Thursday, May 26, 2011
In two lop-sided votes, the U.S. Congress voted on Thursday to approve a four-year extension of key provisions of the Patriot Act.
Because is President Obama is roaming through Europe, a White House official said the bill will quickly be signed into law using an autopen, a machine that replicates the president’s signature.
The Senate passed the extension by a 72-23 vote, with 19 Democrats and four Republicans voting no, mostly over concerns the Patriot Act violates personal privacy and civil liberties.
Hours later, the House voted 250-153 to renew three parts of the counter-terrorism surveillance law.

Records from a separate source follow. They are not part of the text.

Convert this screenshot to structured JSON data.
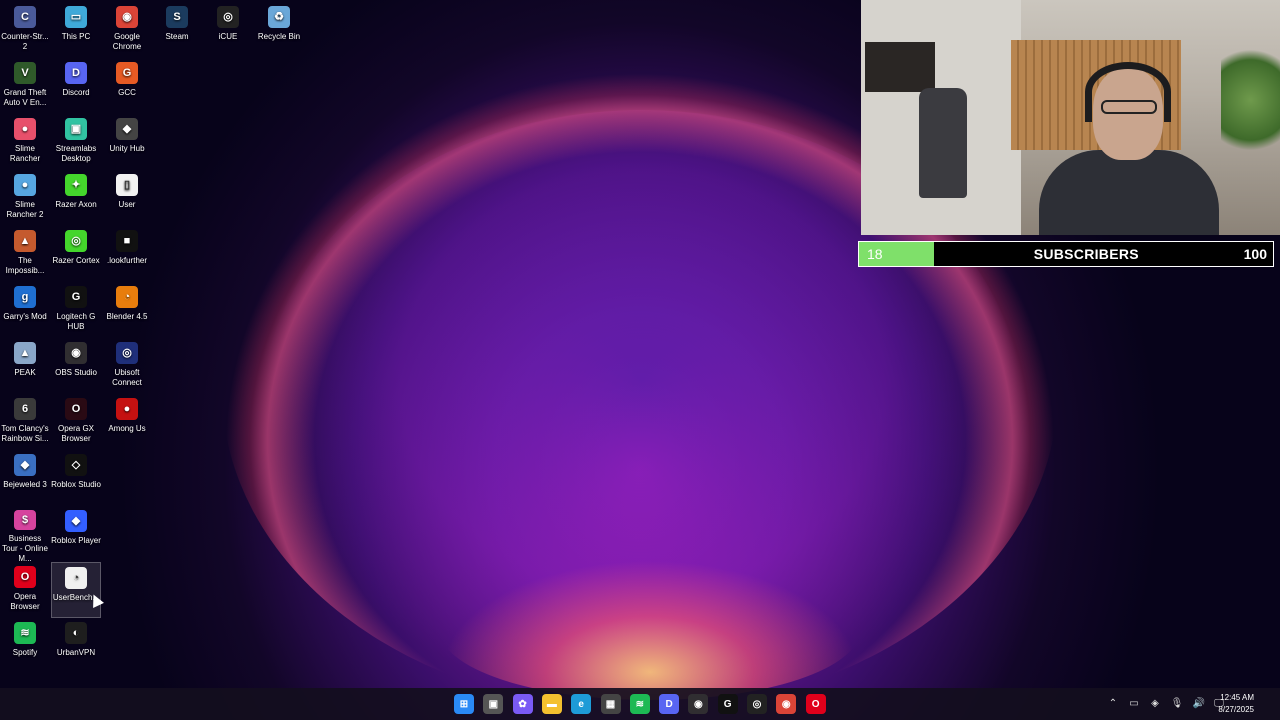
{
  "desktop_icons": [
    {
      "label": "Counter-Str... 2",
      "icon": "cs2-icon",
      "color": "#4a5a9a",
      "glyph": "C"
    },
    {
      "label": "This PC",
      "icon": "monitor-icon",
      "color": "#3fa9d9",
      "glyph": "▭"
    },
    {
      "label": "Google Chrome",
      "icon": "chrome-icon",
      "color": "#db4437",
      "glyph": "◉"
    },
    {
      "label": "Steam",
      "icon": "steam-icon",
      "color": "#1b3b5e",
      "glyph": "S"
    },
    {
      "label": "iCUE",
      "icon": "icue-icon",
      "color": "#222222",
      "glyph": "◎"
    },
    {
      "label": "Recycle Bin",
      "icon": "recycle-bin-icon",
      "color": "#6aa7d8",
      "glyph": "♻"
    },
    {
      "label": "Grand Theft Auto V En...",
      "icon": "gta-icon",
      "color": "#2f5a2a",
      "glyph": "V"
    },
    {
      "label": "Discord",
      "icon": "discord-icon",
      "color": "#5865f2",
      "glyph": "D"
    },
    {
      "label": "GCC",
      "icon": "gcc-icon",
      "color": "#e65a24",
      "glyph": "G"
    },
    {
      "label": "Slime Rancher",
      "icon": "slime-rancher-icon",
      "color": "#e7506b",
      "glyph": "●"
    },
    {
      "label": "Streamlabs Desktop",
      "icon": "streamlabs-icon",
      "color": "#31c3a2",
      "glyph": "▣"
    },
    {
      "label": "Unity Hub",
      "icon": "unity-icon",
      "color": "#444444",
      "glyph": "◆"
    },
    {
      "label": "Slime Rancher 2",
      "icon": "slime-rancher-2-icon",
      "color": "#57a6e0",
      "glyph": "●"
    },
    {
      "label": "Razer Axon",
      "icon": "razer-axon-icon",
      "color": "#44d62c",
      "glyph": "✦"
    },
    {
      "label": "User",
      "icon": "file-icon",
      "color": "#f2f2f2",
      "glyph": "▯"
    },
    {
      "label": "The Impossib...",
      "icon": "impossible-game-icon",
      "color": "#c55a2e",
      "glyph": "▲"
    },
    {
      "label": "Razer Cortex",
      "icon": "razer-cortex-icon",
      "color": "#44d62c",
      "glyph": "◎"
    },
    {
      "label": ".lookfurther",
      "icon": "lookfurther-icon",
      "color": "#111111",
      "glyph": "■"
    },
    {
      "label": "Garry's Mod",
      "icon": "garrys-mod-icon",
      "color": "#1f6fd1",
      "glyph": "g"
    },
    {
      "label": "Logitech G HUB",
      "icon": "logitech-icon",
      "color": "#111111",
      "glyph": "G"
    },
    {
      "label": "Blender 4.5",
      "icon": "blender-icon",
      "color": "#e87d0d",
      "glyph": "◔"
    },
    {
      "label": "PEAK",
      "icon": "peak-icon",
      "color": "#8aa7c9",
      "glyph": "▲"
    },
    {
      "label": "OBS Studio",
      "icon": "obs-icon",
      "color": "#302e31",
      "glyph": "◉"
    },
    {
      "label": "Ubisoft Connect",
      "icon": "ubisoft-icon",
      "color": "#1f2f7a",
      "glyph": "◎"
    },
    {
      "label": "Tom Clancy's Rainbow Si...",
      "icon": "rainbow-six-icon",
      "color": "#3a3a3a",
      "glyph": "6"
    },
    {
      "label": "Opera GX Browser",
      "icon": "opera-gx-icon",
      "color": "#2a0a14",
      "glyph": "O"
    },
    {
      "label": "Among Us",
      "icon": "among-us-icon",
      "color": "#c51111",
      "glyph": "●"
    },
    {
      "label": "Bejeweled 3",
      "icon": "bejeweled-icon",
      "color": "#3a6fc1",
      "glyph": "◆"
    },
    {
      "label": "Roblox Studio",
      "icon": "roblox-studio-icon",
      "color": "#111111",
      "glyph": "◇"
    },
    {
      "label": "Business Tour - Online M...",
      "icon": "business-tour-icon",
      "color": "#d6439e",
      "glyph": "$"
    },
    {
      "label": "Roblox Player",
      "icon": "roblox-player-icon",
      "color": "#335fff",
      "glyph": "◆"
    },
    {
      "label": "Opera Browser",
      "icon": "opera-icon",
      "color": "#e0001b",
      "glyph": "O"
    },
    {
      "label": "UserBench...",
      "icon": "userbenchmark-icon",
      "color": "#f0f0f0",
      "glyph": "◔"
    },
    {
      "label": "Spotify",
      "icon": "spotify-icon",
      "color": "#1db954",
      "glyph": "≋"
    },
    {
      "label": "UrbanVPN",
      "icon": "urbanvpn-icon",
      "color": "#1e1e1e",
      "glyph": "◐"
    }
  ],
  "subscriber_goal": {
    "current": "18",
    "label": "SUBSCRIBERS",
    "goal": "100",
    "progress_fraction": 0.18,
    "fill_color": "#7fe06a"
  },
  "taskbar": {
    "apps": [
      {
        "name": "start-button",
        "icon": "windows-icon",
        "color": "#2a8af6",
        "glyph": "⊞"
      },
      {
        "name": "task-view",
        "icon": "task-view-icon",
        "color": "#555555",
        "glyph": "▣"
      },
      {
        "name": "copilot",
        "icon": "copilot-icon",
        "color": "#7a5af5",
        "glyph": "✿"
      },
      {
        "name": "file-explorer",
        "icon": "folder-icon",
        "color": "#f4c02f",
        "glyph": "▬"
      },
      {
        "name": "edge",
        "icon": "edge-icon",
        "color": "#1e9bd7",
        "glyph": "e"
      },
      {
        "name": "microsoft-store",
        "icon": "store-icon",
        "color": "#444444",
        "glyph": "▦"
      },
      {
        "name": "spotify",
        "icon": "spotify-icon",
        "color": "#1db954",
        "glyph": "≋"
      },
      {
        "name": "discord",
        "icon": "discord-icon",
        "color": "#5865f2",
        "glyph": "D"
      },
      {
        "name": "obs",
        "icon": "obs-icon",
        "color": "#302e31",
        "glyph": "◉"
      },
      {
        "name": "logitech",
        "icon": "logitech-icon",
        "color": "#111111",
        "glyph": "G"
      },
      {
        "name": "icue",
        "icon": "icue-icon",
        "color": "#222222",
        "glyph": "◎"
      },
      {
        "name": "chrome",
        "icon": "chrome-icon",
        "color": "#db4437",
        "glyph": "◉"
      },
      {
        "name": "opera",
        "icon": "opera-icon",
        "color": "#e0001b",
        "glyph": "O"
      }
    ],
    "tray_icons": [
      "chevron-up-icon",
      "battery-icon",
      "shield-icon",
      "microphone-icon",
      "volume-icon",
      "network-icon"
    ],
    "tray_glyphs": [
      "⌃",
      "▭",
      "◈",
      "🎙",
      "🔊",
      "🖵"
    ],
    "time": "12:45 AM",
    "date": "8/27/2025"
  }
}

Thirty-one House Republicans joined most Democrats in opposing the extension, while 54 Democrats supported it.
The controversial Patriot Act was passed in the wake of the Sept. 11, 2001 terrorists attacks and provided federal law enforcement officials an unprecedented expansion of powers to conduct surveillance on suspected terrorists but also snoop into personal lives of ordinary Americans.

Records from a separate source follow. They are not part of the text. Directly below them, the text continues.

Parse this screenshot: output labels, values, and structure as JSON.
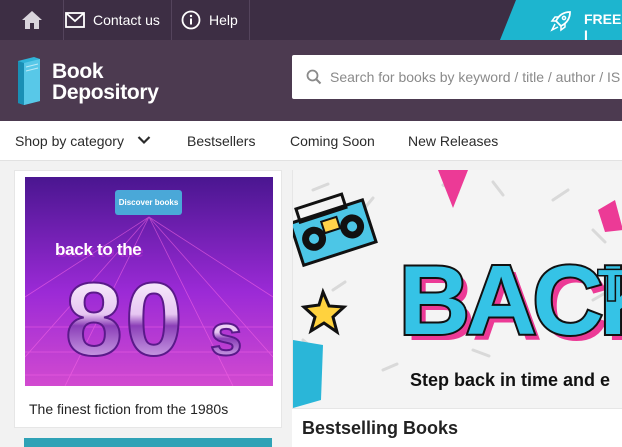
{
  "topbar": {
    "contact_label": "Contact us",
    "help_label": "Help",
    "free_delivery_label": "FREE I",
    "icons": [
      "home-icon",
      "envelope-icon",
      "info-icon",
      "rocket-icon"
    ]
  },
  "header": {
    "logo_line1": "Book",
    "logo_line2": "Depository",
    "search_placeholder": "Search for books by keyword / title / author / IS"
  },
  "nav": {
    "items": [
      {
        "label": "Shop by category",
        "has_dropdown": true
      },
      {
        "label": "Bestsellers"
      },
      {
        "label": "Coming Soon"
      },
      {
        "label": "New Releases"
      }
    ]
  },
  "promo_card": {
    "button_label": "Discover books",
    "artwork_text": "back to the",
    "artwork_big": "80s",
    "caption": "The finest fiction from the 1980s"
  },
  "hero": {
    "headline": "BACK",
    "headline_suffix": "TO",
    "tagline": "Step back in time and e"
  },
  "sections": {
    "bestselling_title": "Bestselling Books"
  },
  "colors": {
    "topbar": "#3d2e44",
    "header": "#4c3a50",
    "accent_teal": "#1db5cf",
    "promo_purple": "#8a1fc8",
    "promo_pink": "#e040c8"
  }
}
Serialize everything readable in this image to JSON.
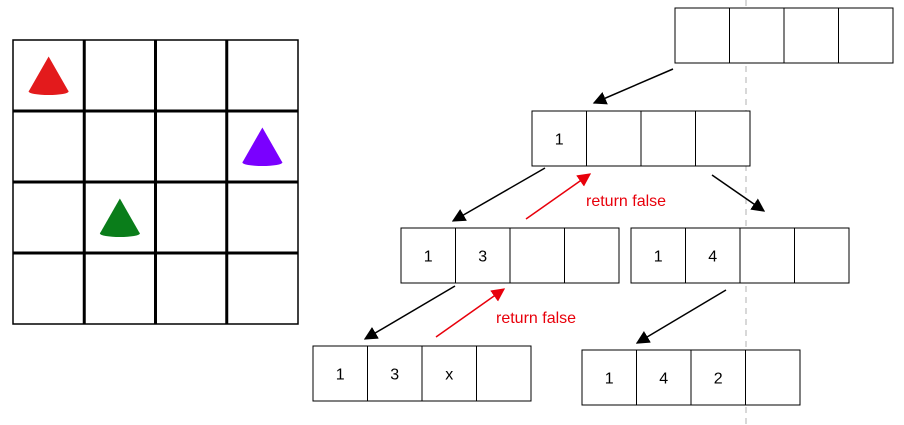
{
  "board": {
    "rows": 4,
    "cols": 4,
    "pieces": [
      {
        "row": 0,
        "col": 0,
        "color": "#e31a1c",
        "icon": "red-cone-icon"
      },
      {
        "row": 1,
        "col": 3,
        "color": "#7a00ff",
        "icon": "purple-cone-icon"
      },
      {
        "row": 2,
        "col": 1,
        "color": "#0a7d1a",
        "icon": "green-cone-icon"
      }
    ]
  },
  "tree": {
    "nodes": [
      {
        "id": "root",
        "cells": [
          "",
          "",
          "",
          ""
        ]
      },
      {
        "id": "n1",
        "cells": [
          "1",
          "",
          "",
          ""
        ]
      },
      {
        "id": "n13",
        "cells": [
          "1",
          "3",
          "",
          ""
        ]
      },
      {
        "id": "n14",
        "cells": [
          "1",
          "4",
          "",
          ""
        ]
      },
      {
        "id": "n13x",
        "cells": [
          "1",
          "3",
          "x",
          ""
        ]
      },
      {
        "id": "n142",
        "cells": [
          "1",
          "4",
          "2",
          ""
        ]
      }
    ],
    "labels": {
      "return_false_upper": "return false",
      "return_false_lower": "return false"
    }
  },
  "colors": {
    "line": "#000000",
    "backtrack_arrow": "#e8000b",
    "divider": "#b0b0b0"
  }
}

So far reaching is the Patriot Act’s powers, that government officials can collect data about the books we check out of the library to read, details about our checking account activity, our credit card and computer usage, and roving wiretaps of telephones.

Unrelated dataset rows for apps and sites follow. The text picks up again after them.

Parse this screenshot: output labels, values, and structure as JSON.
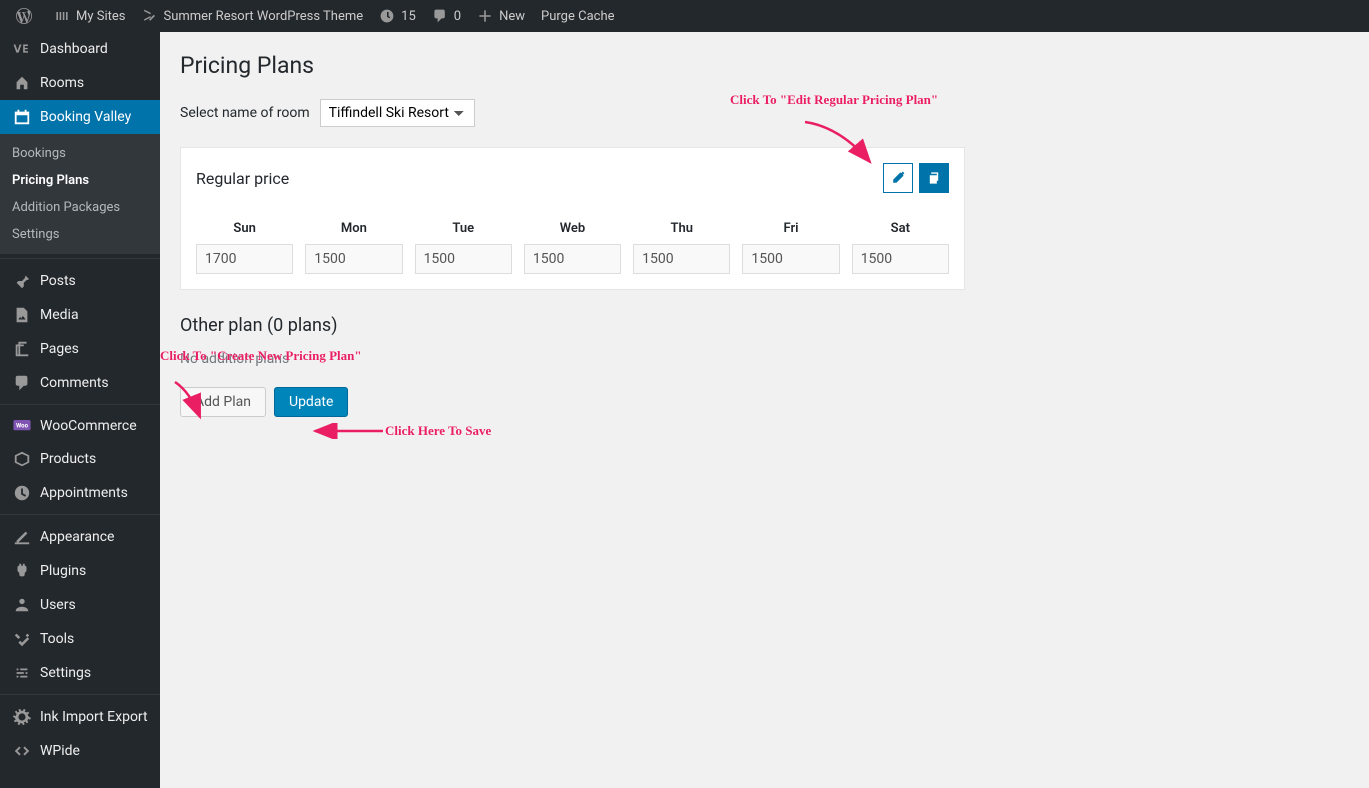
{
  "adminbar": {
    "mysites": "My Sites",
    "sitename": "Summer Resort WordPress Theme",
    "updates_count": "15",
    "comments_count": "0",
    "new_label": "New",
    "purge_label": "Purge Cache"
  },
  "menu": {
    "dashboard": "Dashboard",
    "rooms": "Rooms",
    "booking_valley": "Booking Valley",
    "posts": "Posts",
    "media": "Media",
    "pages": "Pages",
    "comments": "Comments",
    "woocommerce": "WooCommerce",
    "products": "Products",
    "appointments": "Appointments",
    "appearance": "Appearance",
    "plugins": "Plugins",
    "users": "Users",
    "tools": "Tools",
    "settings": "Settings",
    "ink": "Ink Import Export",
    "wpide": "WPide"
  },
  "submenu": {
    "bookings": "Bookings",
    "pricing_plans": "Pricing Plans",
    "addition_packages": "Addition Packages",
    "settings": "Settings"
  },
  "page": {
    "title": "Pricing Plans",
    "select_room_label": "Select name of room",
    "room_options": [
      "Tiffindell Ski Resort"
    ],
    "room_selected": "Tiffindell Ski Resort"
  },
  "regular_price": {
    "title": "Regular price",
    "days": [
      "Sun",
      "Mon",
      "Tue",
      "Web",
      "Thu",
      "Fri",
      "Sat"
    ],
    "values": [
      "1700",
      "1500",
      "1500",
      "1500",
      "1500",
      "1500",
      "1500"
    ]
  },
  "other_plan": {
    "title": "Other plan (0 plans)",
    "empty_text": "No addition plans",
    "add_plan_label": "Add Plan",
    "update_label": "Update"
  },
  "annotations": {
    "edit_regular": "Click To \"Edit Regular Pricing Plan\"",
    "create_new": "Click To \"Create New Pricing Plan\"",
    "save": "Click Here To Save"
  }
}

In 2005, then-Sen Obama voted NO on extending the Patriot Act’s wiretap provision but as president, Mr. Obama flip-flopped on the issue and sided with former President George W. Bush on roving wiretaps.